- WORK ORDER -
Each line of the data below that includes the string "number" must be copied.

[[ RECORDS, beginning ]]

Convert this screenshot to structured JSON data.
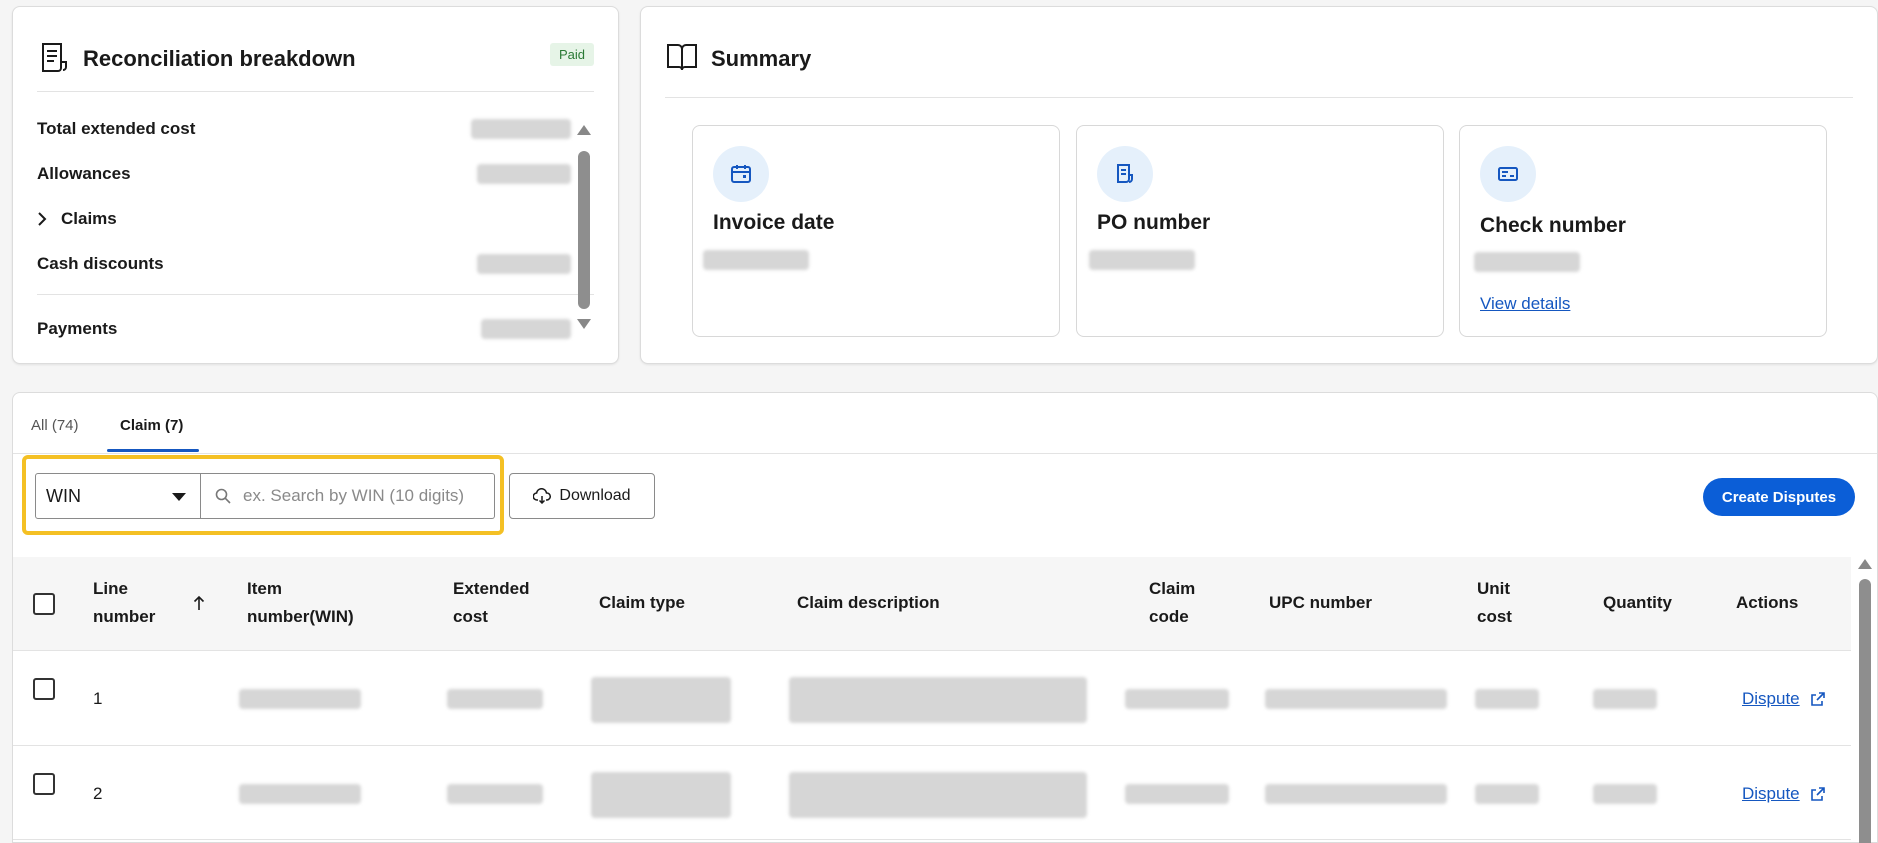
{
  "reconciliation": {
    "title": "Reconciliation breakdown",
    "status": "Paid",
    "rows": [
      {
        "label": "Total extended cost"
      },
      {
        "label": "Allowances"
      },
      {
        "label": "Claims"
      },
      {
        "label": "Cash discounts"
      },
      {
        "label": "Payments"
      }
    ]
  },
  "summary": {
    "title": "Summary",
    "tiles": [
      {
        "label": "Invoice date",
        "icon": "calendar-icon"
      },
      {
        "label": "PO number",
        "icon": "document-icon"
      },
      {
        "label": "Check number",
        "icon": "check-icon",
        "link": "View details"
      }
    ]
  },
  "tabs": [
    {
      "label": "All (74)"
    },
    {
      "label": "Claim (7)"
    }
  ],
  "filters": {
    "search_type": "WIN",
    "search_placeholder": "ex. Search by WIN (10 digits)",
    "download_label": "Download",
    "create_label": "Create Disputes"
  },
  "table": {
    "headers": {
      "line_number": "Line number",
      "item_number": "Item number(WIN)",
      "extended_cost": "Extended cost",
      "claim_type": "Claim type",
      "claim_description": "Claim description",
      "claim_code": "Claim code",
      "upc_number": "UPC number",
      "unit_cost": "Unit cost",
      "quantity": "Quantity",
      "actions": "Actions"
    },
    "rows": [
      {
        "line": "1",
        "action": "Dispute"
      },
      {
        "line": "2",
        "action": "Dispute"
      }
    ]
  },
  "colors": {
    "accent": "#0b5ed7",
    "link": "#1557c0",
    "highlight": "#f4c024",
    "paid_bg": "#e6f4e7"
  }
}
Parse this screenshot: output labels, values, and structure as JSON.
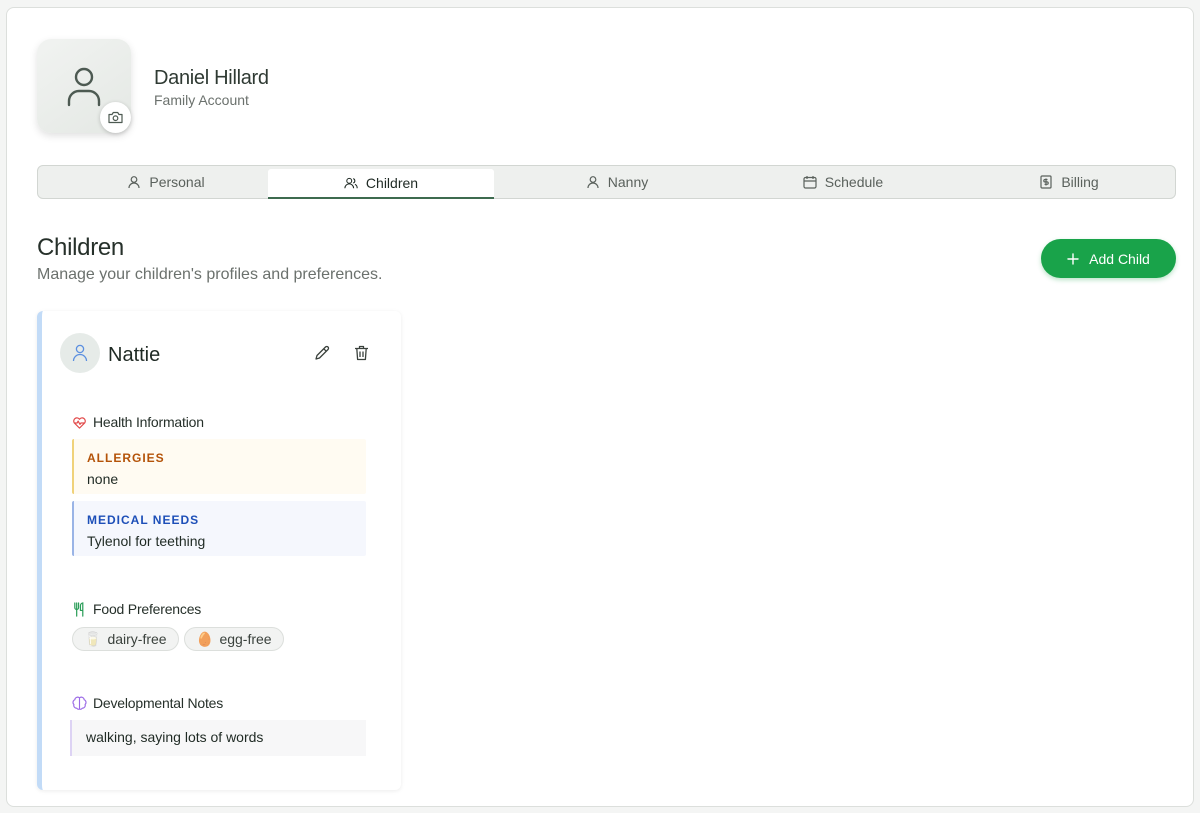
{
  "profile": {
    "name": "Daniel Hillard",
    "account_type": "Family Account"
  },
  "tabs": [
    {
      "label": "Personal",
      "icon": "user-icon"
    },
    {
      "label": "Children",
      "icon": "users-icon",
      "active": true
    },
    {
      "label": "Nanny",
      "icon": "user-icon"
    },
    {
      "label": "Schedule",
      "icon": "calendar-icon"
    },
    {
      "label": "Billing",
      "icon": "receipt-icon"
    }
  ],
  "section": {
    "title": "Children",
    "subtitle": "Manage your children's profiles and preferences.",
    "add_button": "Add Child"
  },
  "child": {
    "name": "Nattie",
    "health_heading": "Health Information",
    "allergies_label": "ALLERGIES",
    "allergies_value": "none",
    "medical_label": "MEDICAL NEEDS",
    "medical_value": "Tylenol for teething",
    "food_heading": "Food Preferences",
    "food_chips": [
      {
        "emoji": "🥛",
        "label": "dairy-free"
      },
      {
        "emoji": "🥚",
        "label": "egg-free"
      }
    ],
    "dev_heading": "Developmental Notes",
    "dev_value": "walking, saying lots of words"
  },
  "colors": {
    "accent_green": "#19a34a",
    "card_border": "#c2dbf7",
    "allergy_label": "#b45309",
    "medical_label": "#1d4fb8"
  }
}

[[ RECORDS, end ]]
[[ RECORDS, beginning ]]

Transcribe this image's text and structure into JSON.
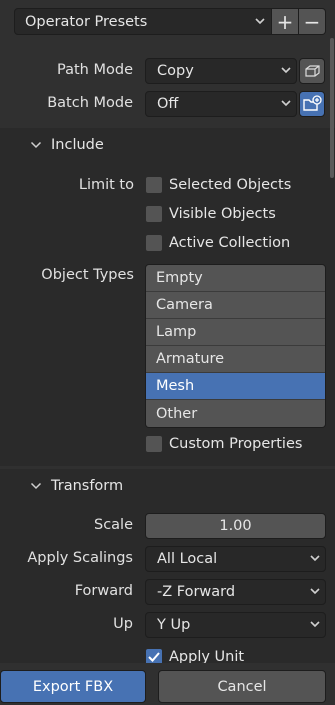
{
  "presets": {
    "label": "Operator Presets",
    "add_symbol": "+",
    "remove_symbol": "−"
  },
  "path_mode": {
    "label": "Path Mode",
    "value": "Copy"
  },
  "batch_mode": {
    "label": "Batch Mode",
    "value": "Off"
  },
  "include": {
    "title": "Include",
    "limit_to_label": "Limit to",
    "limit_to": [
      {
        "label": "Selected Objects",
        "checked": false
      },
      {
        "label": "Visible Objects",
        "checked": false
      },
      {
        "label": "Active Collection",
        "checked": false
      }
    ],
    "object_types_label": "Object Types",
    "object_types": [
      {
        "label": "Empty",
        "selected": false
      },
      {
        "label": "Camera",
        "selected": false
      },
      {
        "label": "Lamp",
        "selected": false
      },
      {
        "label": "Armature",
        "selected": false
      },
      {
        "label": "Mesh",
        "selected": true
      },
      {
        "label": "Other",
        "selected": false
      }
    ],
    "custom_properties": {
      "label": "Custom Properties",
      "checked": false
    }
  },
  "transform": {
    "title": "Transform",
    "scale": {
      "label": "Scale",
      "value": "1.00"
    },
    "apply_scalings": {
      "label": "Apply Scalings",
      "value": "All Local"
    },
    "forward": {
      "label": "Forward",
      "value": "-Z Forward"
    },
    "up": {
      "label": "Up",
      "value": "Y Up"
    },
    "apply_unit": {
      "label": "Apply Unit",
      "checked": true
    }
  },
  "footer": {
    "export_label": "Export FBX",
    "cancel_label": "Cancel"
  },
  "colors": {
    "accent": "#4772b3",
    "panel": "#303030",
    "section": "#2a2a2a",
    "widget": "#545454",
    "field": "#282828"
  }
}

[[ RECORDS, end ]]

- FINISHED EXERCISE -
        "label": "PO number",
        "label": "Check number",
      "line_number": "Line number",
      "item_number": "Item number(WIN)",
      "upc_number": "UPC number",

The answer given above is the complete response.